Dataset rows for apps and sites:
+ + + + + + +

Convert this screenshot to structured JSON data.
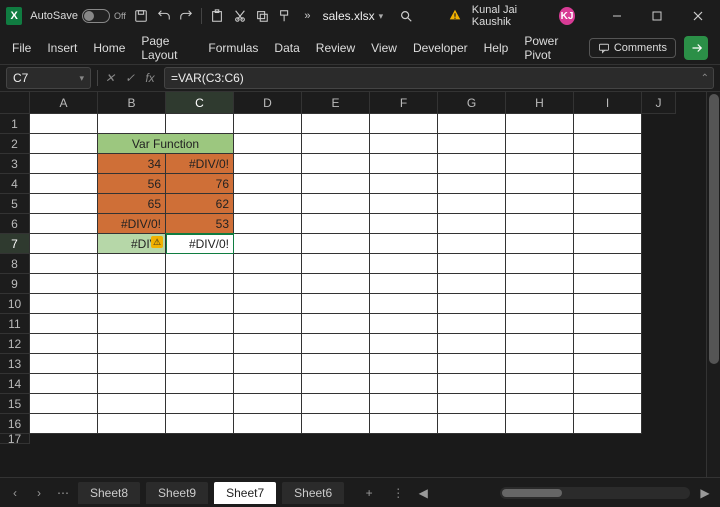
{
  "title": {
    "autosave_label": "AutoSave",
    "autosave_state": "Off",
    "filename": "sales.xlsx",
    "username": "Kunal Jai Kaushik",
    "userinitials": "KJ"
  },
  "ribbon": {
    "tabs": [
      "File",
      "Insert",
      "Home",
      "Page Layout",
      "Formulas",
      "Data",
      "Review",
      "View",
      "Developer",
      "Help",
      "Power Pivot"
    ],
    "comments_label": "Comments"
  },
  "formula": {
    "namebox": "C7",
    "fx_label": "fx",
    "formula_text": "=VAR(C3:C6)"
  },
  "grid": {
    "columns": [
      "A",
      "B",
      "C",
      "D",
      "E",
      "F",
      "G",
      "H",
      "I",
      "J"
    ],
    "rows": [
      "1",
      "2",
      "3",
      "4",
      "5",
      "6",
      "7",
      "8",
      "9",
      "10",
      "11",
      "12",
      "13",
      "14",
      "15",
      "16",
      "17"
    ],
    "selected_col": "C",
    "selected_row": "7",
    "merged_title": "Var Function",
    "data": {
      "B3": "34",
      "C3": "#DIV/0!",
      "B4": "56",
      "C4": "76",
      "B5": "65",
      "C5": "62",
      "B6": "#DIV/0!",
      "C6": "53",
      "B7": "#DIV/",
      "C7": "#DIV/0!"
    }
  },
  "sheets": {
    "tabs": [
      "Sheet8",
      "Sheet9",
      "Sheet7",
      "Sheet6"
    ],
    "active": "Sheet7",
    "add_label": "+"
  },
  "chart_data": null
}
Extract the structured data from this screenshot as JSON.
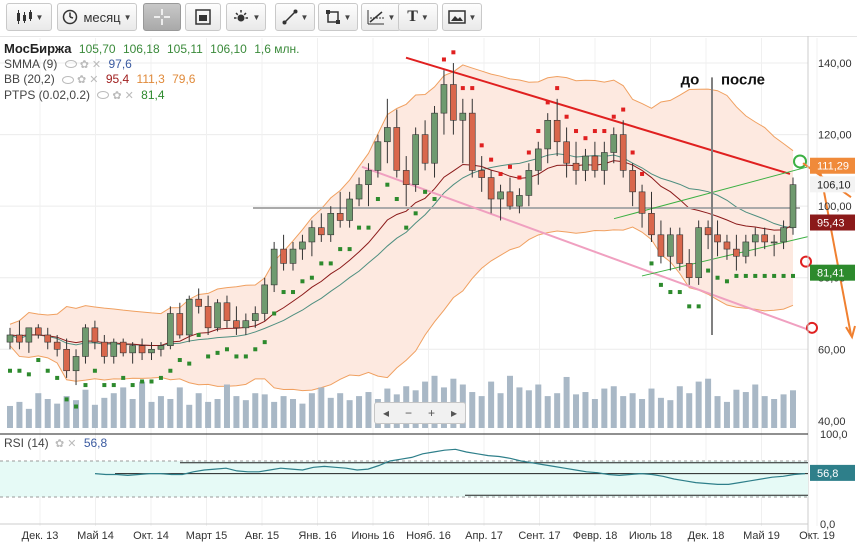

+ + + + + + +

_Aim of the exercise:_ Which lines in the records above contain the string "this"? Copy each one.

_Finished exercise:_
Convert this screenshot to structured JSON data.
Extract the structured data from this screenshot as JSON.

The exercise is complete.